Tempura Fried Green Beans with Parmesan Cheese

1 egg, beaten
10 oz (1 1/3 cup) unbleached cake flour
1/2 cup vodka
1 1/2 cups seltzer water
1-2 cups of fresh ground parmesan cheese. (Hint: not the stuff that comes in the green can)
salt/pepper

Info:
This recipe goes a LONG way. Jenny and I fried up two pasta strainers full of beans and we didn't even use the first half of the batter. It doesn't really look like it but this recipe makes quite a bit of batter, so you might want to have some other veggies around that you want to fry. I'm willing to bet some zuccini, mushrooms, pickles or anything like that would work great here. The directions have you create 2 small batches of batter. Apparently the small batches of batter work better then one big batch. Keep the wet and dry ingredient for the second batch separate until you need it. Then just mix it up.

Step 1:
Gather up all your ingredients.

1 egg, beaten
10 oz (1 1/3 cup) unbleached cake flour
1/2 cup vodka
1 1/2 cups seltzer water
1-2 cups of fresh ground parmesan cheese. (not the stuff that comes in the green can - real parmesan cheese that you grate yourself)
salt/pepper
Bunch of ice cubes

This was adapted from Alton Brown's Tempura Recipe. http://www.foodnetwork.com/recipes/alton-brown/tempura-recipe/index.html take a look at it if you want to see what I changed.

Step 2:
Separate the flour into 2 equal portions and set one aside for later.
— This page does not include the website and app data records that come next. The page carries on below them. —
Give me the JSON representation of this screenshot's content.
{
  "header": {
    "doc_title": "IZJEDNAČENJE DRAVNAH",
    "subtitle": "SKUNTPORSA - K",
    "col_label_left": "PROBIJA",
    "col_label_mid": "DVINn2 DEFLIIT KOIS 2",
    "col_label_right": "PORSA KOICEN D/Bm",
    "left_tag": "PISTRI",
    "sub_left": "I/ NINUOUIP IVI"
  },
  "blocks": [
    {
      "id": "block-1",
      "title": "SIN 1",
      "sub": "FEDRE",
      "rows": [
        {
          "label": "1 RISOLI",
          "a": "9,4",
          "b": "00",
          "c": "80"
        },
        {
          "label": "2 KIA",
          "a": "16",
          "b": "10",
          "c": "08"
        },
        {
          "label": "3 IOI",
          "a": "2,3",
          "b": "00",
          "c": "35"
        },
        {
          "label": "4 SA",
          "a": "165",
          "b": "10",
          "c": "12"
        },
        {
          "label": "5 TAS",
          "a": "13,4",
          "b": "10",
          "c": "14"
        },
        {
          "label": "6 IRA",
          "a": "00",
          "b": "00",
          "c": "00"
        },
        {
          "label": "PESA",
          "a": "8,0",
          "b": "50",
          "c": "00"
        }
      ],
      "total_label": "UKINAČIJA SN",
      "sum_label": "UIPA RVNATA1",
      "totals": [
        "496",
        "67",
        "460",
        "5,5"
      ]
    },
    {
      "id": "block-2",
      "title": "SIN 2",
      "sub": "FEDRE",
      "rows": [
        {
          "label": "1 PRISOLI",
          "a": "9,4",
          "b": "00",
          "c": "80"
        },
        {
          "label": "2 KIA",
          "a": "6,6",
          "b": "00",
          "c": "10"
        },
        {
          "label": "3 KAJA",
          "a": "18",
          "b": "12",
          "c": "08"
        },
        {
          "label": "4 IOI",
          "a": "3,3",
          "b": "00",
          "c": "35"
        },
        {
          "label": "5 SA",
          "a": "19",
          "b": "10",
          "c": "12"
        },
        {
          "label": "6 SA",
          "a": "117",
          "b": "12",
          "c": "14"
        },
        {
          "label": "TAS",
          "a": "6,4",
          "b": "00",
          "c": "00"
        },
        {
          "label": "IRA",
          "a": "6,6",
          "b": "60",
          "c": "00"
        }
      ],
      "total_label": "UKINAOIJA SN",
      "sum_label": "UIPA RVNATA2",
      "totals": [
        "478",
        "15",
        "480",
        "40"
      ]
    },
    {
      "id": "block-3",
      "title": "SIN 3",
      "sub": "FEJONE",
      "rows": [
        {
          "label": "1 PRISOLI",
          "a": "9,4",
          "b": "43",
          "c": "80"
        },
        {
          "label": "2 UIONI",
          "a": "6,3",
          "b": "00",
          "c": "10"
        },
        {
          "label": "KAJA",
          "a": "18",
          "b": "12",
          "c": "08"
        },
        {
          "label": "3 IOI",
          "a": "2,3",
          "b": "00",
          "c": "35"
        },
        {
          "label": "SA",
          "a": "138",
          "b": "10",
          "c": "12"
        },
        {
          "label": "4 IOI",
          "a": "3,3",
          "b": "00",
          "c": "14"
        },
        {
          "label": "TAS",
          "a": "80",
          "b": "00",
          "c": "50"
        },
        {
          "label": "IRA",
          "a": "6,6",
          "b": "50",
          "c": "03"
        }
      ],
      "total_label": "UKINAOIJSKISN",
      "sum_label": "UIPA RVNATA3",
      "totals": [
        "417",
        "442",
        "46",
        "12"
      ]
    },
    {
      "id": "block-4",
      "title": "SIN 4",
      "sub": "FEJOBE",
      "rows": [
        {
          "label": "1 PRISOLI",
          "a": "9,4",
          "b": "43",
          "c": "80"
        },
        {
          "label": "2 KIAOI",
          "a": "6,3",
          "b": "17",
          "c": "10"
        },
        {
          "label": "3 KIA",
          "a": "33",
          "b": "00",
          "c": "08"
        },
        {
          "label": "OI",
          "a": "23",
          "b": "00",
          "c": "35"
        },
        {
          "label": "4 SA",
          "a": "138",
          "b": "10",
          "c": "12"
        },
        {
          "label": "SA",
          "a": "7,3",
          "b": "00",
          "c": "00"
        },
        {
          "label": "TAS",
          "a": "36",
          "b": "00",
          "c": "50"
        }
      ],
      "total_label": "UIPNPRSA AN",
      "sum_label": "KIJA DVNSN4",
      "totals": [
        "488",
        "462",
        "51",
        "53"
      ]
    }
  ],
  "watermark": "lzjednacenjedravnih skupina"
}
Step 3:
Mix up the wet ingredients.

Step 4:
Separate the wet ingredients into 2 equal portions. Put one half of the wet ingredients in the fridge to keep it fresh if you need it later.

Step 5:
Whisk one of the portions of wet stuff in to one of the portions of dry stuff. You will have some little lumps in there, but it's fine. This will produce a VERY VERY VERY thin batter. It will look almost like cloudy water. This is how it's supposed to be. Set this bowl of batter inside of a larger bowl that has been filled part way with ice. This is to keep the batter as cold as possible right up to the frying process. Turns out better this way.

Step 6:
Dump a good handful of beans into the batter and let them sit for a minute or so. Then pick them up with tongs letting them drip a little, then drop them in to your hot oil. They took about a minute or 2 to fry up. I liked waiting until the beans started to stick to each other a little. When you scoop them out, they are almost like a "nest". The batter won't get real brown, just slightly darker then it's uncooked color. It will be a really lightly coated batter, but it will still be crunchy and taste fried.

Step 7:
Right from the oil, put them on some paper towel and sprinkle with salt, pepper and a light amount of cheese.

Step 8:
Let cool down for a minute or so so you don't burn your mouth and enjoy!